Dudley Peverill

Class Q Permitted Development

Do you have outdated, underutilised and decaying farm buildings? Have you ever thought about the opportunity to convert them into residential dwellings? If so, Class Q permitted development rights may be of interest to you.

Rural house prices remain high and the bullish demand seen recently seems set to remain constant. The rural housing market therefore offers rural landowners and farmers a potential opportunity to create significant value out of their existing buildings.

Read on for an insight into Class Q permitted development rights in England.

Feel free to contact us today for a free, no obligations initial consultation, for advice surrounding your farm diversification aspirations.

What is Class Q permitted development?

Class Q permitted development rights may allow you to avoid the need for full planning permission, through the change of use from agriculture, to residential via the prior approval process through your local planning authority.

Through gaining Class Q consent, an ‘established agricultural unit’ can now supply up to five additional residences. Recently, the maximum conversion floor space has also been increased from 450sqm to 865sqm, depending on how the dwellings are organised.

This large increase of permitted footprint provides landowners with a good opportunity to give new life to redundant agricultural property. The prospect of using Class Q to supply 5 dwellings allows landowners and farmers to think more strategically about how to maximise income, and the capital value of their estate.

What development is permitted under Class Q?

  • Up to 3 large dwellings, with a total combined maximum floor space of 465sqm
  • Up to 5 smaller dwellings, consisting of no more than a 100sqm of floor space each
  • A combination of the two above options (up to 865sqm), but limited to a maximum of 5 dwellings and only 3 of which are permissible as larger dwellings.

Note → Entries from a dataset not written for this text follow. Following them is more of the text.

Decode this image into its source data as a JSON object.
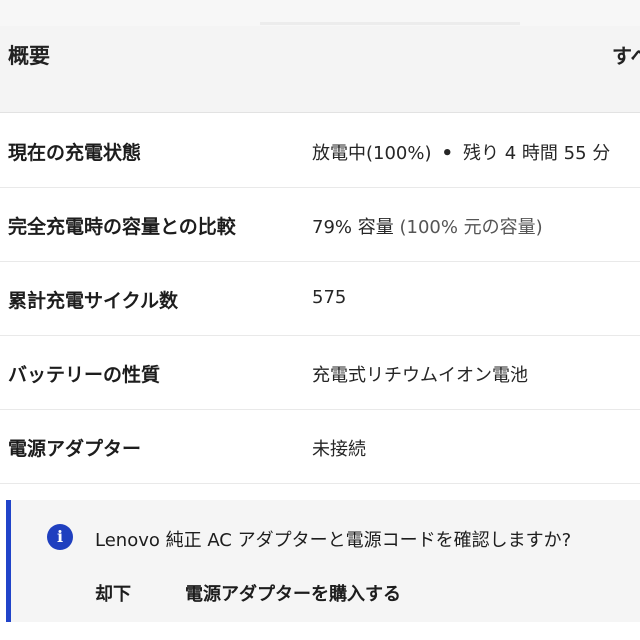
{
  "header": {
    "title": "概要",
    "see_all": "すべ"
  },
  "rows": [
    {
      "label": "現在の充電状態",
      "value_main": "放電中(100%)",
      "value_sep": "•",
      "value_extra": "残り 4 時間 55 分"
    },
    {
      "label": "完全充電時の容量との比較",
      "value_main": "79% 容量",
      "value_extra": "(100% 元の容量)"
    },
    {
      "label": "累計充電サイクル数",
      "value_main": "575"
    },
    {
      "label": "バッテリーの性質",
      "value_main": "充電式リチウムイオン電池"
    },
    {
      "label": "電源アダプター",
      "value_main": "未接続"
    }
  ],
  "banner": {
    "icon": "info-icon",
    "icon_glyph": "i",
    "message": "Lenovo 純正 AC アダプターと電源コードを確認しますか?",
    "dismiss_label": "却下",
    "buy_label": "電源アダプターを購入する"
  },
  "colors": {
    "accent": "#2144c9",
    "info_icon_bg": "#1f3fbf"
  }
}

What are the conditions of using Class Q

Similarly to other planning and prior approval applications, such as Class R permitted development (agricultural buildings to flexible commercial use), assessments regarding flood risk, ecology, noise, transport and highways impacts will determine whether or not the local authority will permit the conversion project. The design of the conversion will also be taken into account, and must be deemed appropriate both to the structure and its surroundings.

It is important to note that the building itself must be appropriate for a residential use. Class Q does not allow for the rebuilding of a structure to allow it to bear the potentially additional load of its new residential use.

Is there anywhere Class Q cannot be used?

Below we have included an adapted table, displaying where Class Q permitted development rights can, and can not be used. For a better view of this table and other use classes within it, click here.

As can be seen above, unfortunately, listed buildings or property that falls within the curtilage of conservation areas or similar cannot benefit from Class Q.

Why not contact us today to discuss your development projects, or to see how we can help with your farm diversification aspirations.

Unsure of what farm diversification enterprise is for you? Use our free diversification discovery assistant. Simply fill out the short questionnaire and receive a brief,  free review of what farm diversifications may suit you and your business.